possessed some dramatic talent, and he was always most earnest and energetic in his exhortations that I should cultivate any talent I possessed, to the utmost. I entertained a truer estimate of my powers; and above all (though at that time not exactly aware of the fact) I was far too young to have any chance of succeeding, even moderately, in a species of composition that requires a greater scope of experience in, and sympathy with, human passion than could then have fallen to my lot, or than any perhaps, except Shelley, ever possessed, even at the age of twenty-six, at which he wrote The Cenci.

On the other hand, Shelley most erroneously conceived himself to be destitute of this talent. He believed that one of the first requisites was the capacity of forming and following up a story or plot. He fancied himself to be defective in this portion of imagination: it was that which gave him least pleasure in the writings of others, though he laid great store by it, as the proper framework to support the sublimest efforts of poetry. He asserted that he was too metaphysical and abstract, too fond of the theoretical and the ideal, to succeed as a tragedian. Jt perhaps is not s that I shared this opinion with himself ; for he had hitherto shown no inclination for, nor given any specimen of his powers in, framing and supporting the interest of a story, either in prose or verse. Once or twice, when he attempted such, he had speedily thrown it aside, as being even disagreeable to him as an occupation
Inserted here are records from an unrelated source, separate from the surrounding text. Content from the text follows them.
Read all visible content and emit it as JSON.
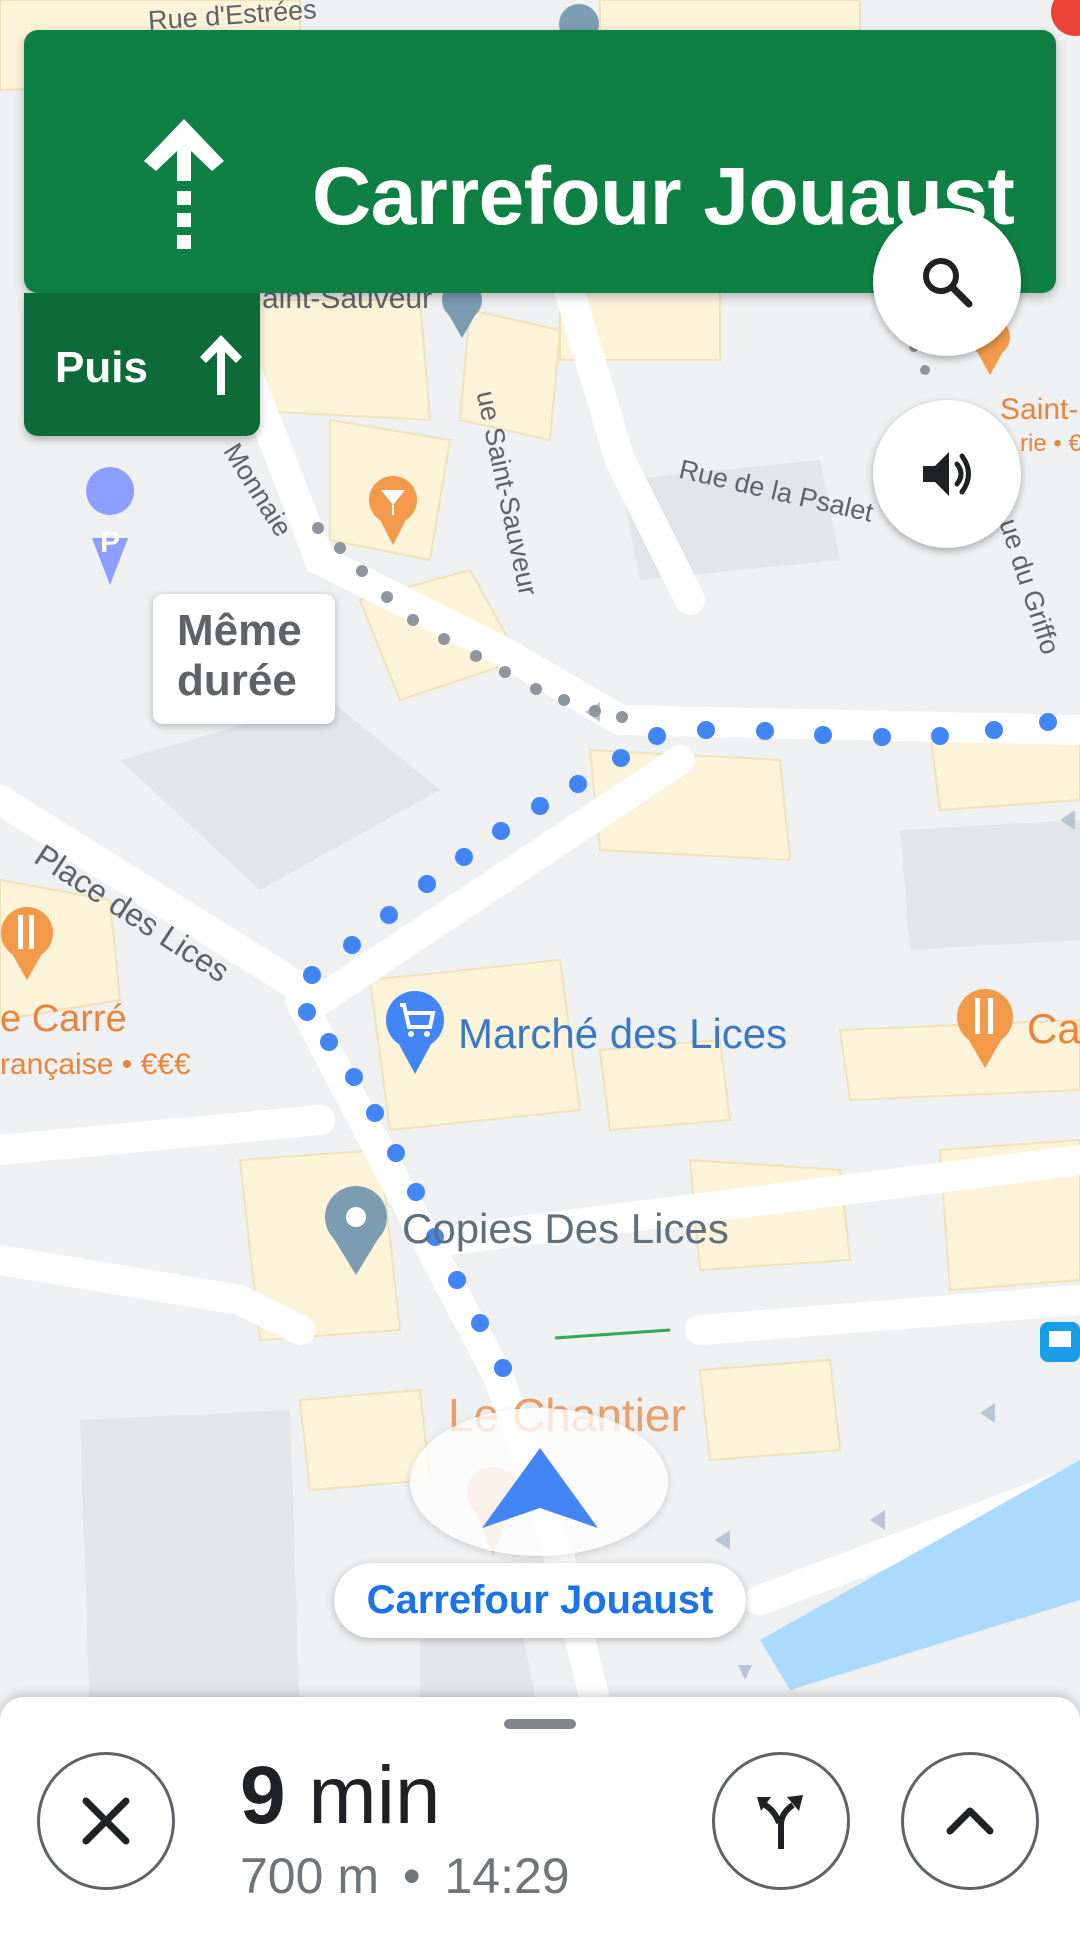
{
  "navigation": {
    "next_street": "Carrefour Jouaust",
    "maneuver_icon": "arrow-straight-icon",
    "then_label": "Puis",
    "then_icon": "arrow-up-icon"
  },
  "map": {
    "alternate_route_label_line1": "Même",
    "alternate_route_label_line2": "durée",
    "destination_chip": "Carrefour Jouaust",
    "streets": {
      "rue_estrees": "Rue d'Estrées",
      "saint_sauveur_top": "aint-Sauveur",
      "rue_saint_sauveur": "ue Saint-Sauveur",
      "monnaie": "Monnaie",
      "rue_psalette": "Rue de la Psalet",
      "rue_griffon": "ue du Griffo",
      "place_des_lices": "Place des Lices"
    },
    "places": {
      "marche": "Marché des Lices",
      "copies": "Copies Des Lices",
      "le_chantier": "Le Chantier",
      "le_carre": "e Carré",
      "le_carre_sub": "rançaise • €€€",
      "saint_partial": "Saint-",
      "saint_partial_sub": "rie • €",
      "ca_partial": "Ca"
    },
    "colors": {
      "route_blue": "#4285f4",
      "alt_route_gray": "#9aa0a6",
      "banner_green": "#0f8043",
      "then_green": "#0c6b37"
    }
  },
  "controls": {
    "search_icon": "search-icon",
    "sound_icon": "volume-icon"
  },
  "trip": {
    "duration_number": "9",
    "duration_unit": "min",
    "distance": "700 m",
    "separator": "•",
    "arrival": "14:29"
  }
}
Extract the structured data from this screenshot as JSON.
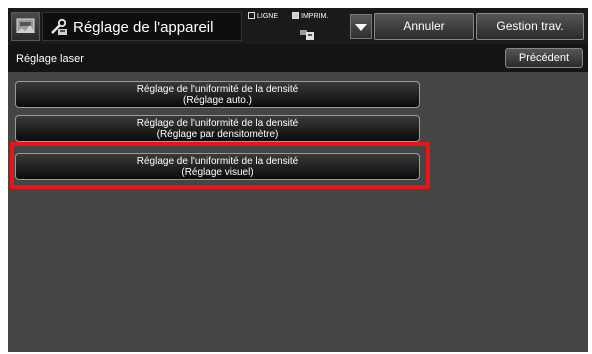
{
  "header": {
    "title": "Réglage de l'appareil",
    "line_label": "LIGNE",
    "print_label": "IMPRIM.",
    "cancel_label": "Annuler",
    "jobs_label": "Gestion trav."
  },
  "subheader": {
    "title": "Réglage laser",
    "back_label": "Précédent"
  },
  "menu": [
    {
      "line1": "Réglage de l'uniformité de la densité",
      "line2": "(Réglage auto.)"
    },
    {
      "line1": "Réglage de l'uniformité de la densité",
      "line2": "(Réglage par densitomètre)"
    },
    {
      "line1": "Réglage de l'uniformité de la densité",
      "line2": "(Réglage visuel)"
    }
  ],
  "colors": {
    "highlight": "#e8141a",
    "background": "#454545"
  },
  "icons": [
    "settings-app-icon",
    "machine-adjust-icon",
    "printer-icon",
    "dropdown-arrow-icon"
  ]
}
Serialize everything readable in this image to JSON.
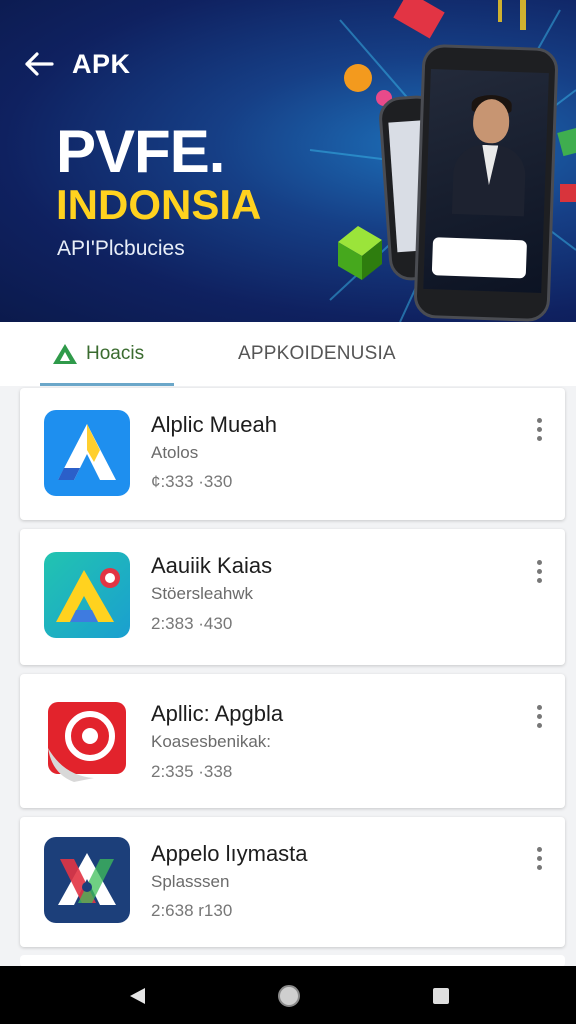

ect he had suggested for a tragedy was Cbarles I.; and he had written to me; “Remember, remember Charles I. I have been already imagining how you would conduct some scenes. The second volume of St. Leon begins with this proud and true sentiment, “There is nothing which the human mind can conceive which it may not execute.' Shakspeare was only a human being.” These words were w in 1818, while we were in Lombardy, when he little thought how soon a work of his own would prove a proud comment on the passage he quoted. When in Rome, in 1819, a friend put into our hands the old manuscript account of the story of the Cenci. We visited the Colonna and Doria palaces, where the portraits of Beatrice were to be found; and her beauty cast the reflection of its own grace over her appalling story. Shelley's imagination became strongly excited, and he urged the subject to me as one fitted for a tragedy. More than ever, I felt my incompetence ; but I entreated him to write it instead ; and he began and proceeded swiftly, urged on by intense sympathy with the sufferings of the human beings whose passions, so long cold in the tomb, he revived, and gifted with poetic language. This tragedy is the only one of his works that he communicated to me during its progress. We talked over the arrangement of the scenes together. I speedily saw the great mistake we had made, and triumphed in the discovery of the new talent brought to light from that mine of wealth (never, alas! through his untimely death, worked to its depths) his richly. gifted mind.

We suffered a severe affliction in Rome by the loss of our eldest child, who was of such beauty and promise as to cause him deservedly to be the idol of our hearts. We left the capital of the world, anxious for a time to escape a spot associated too intimately with his presence and loss. * Some friends of ours were residing in the neighbourhood of Leghorn, and we took a small house, Villa Valsovano, about halfway between the town and Monte Nero, where we remained during the summer.

* Such feelings haunted him when, in The Cenci, he makes Beatrice speak to Cardinal Camillo of

" that fair blue-eyed child Who was the lodestar of your life"and say

"All see, since his most swift and piteous death,

That day and night, and heaven and carth, and time,
And all the things hoped for or done therein,
Are changed to you, through your exceeding grief.”

« PoprzedniaDalej »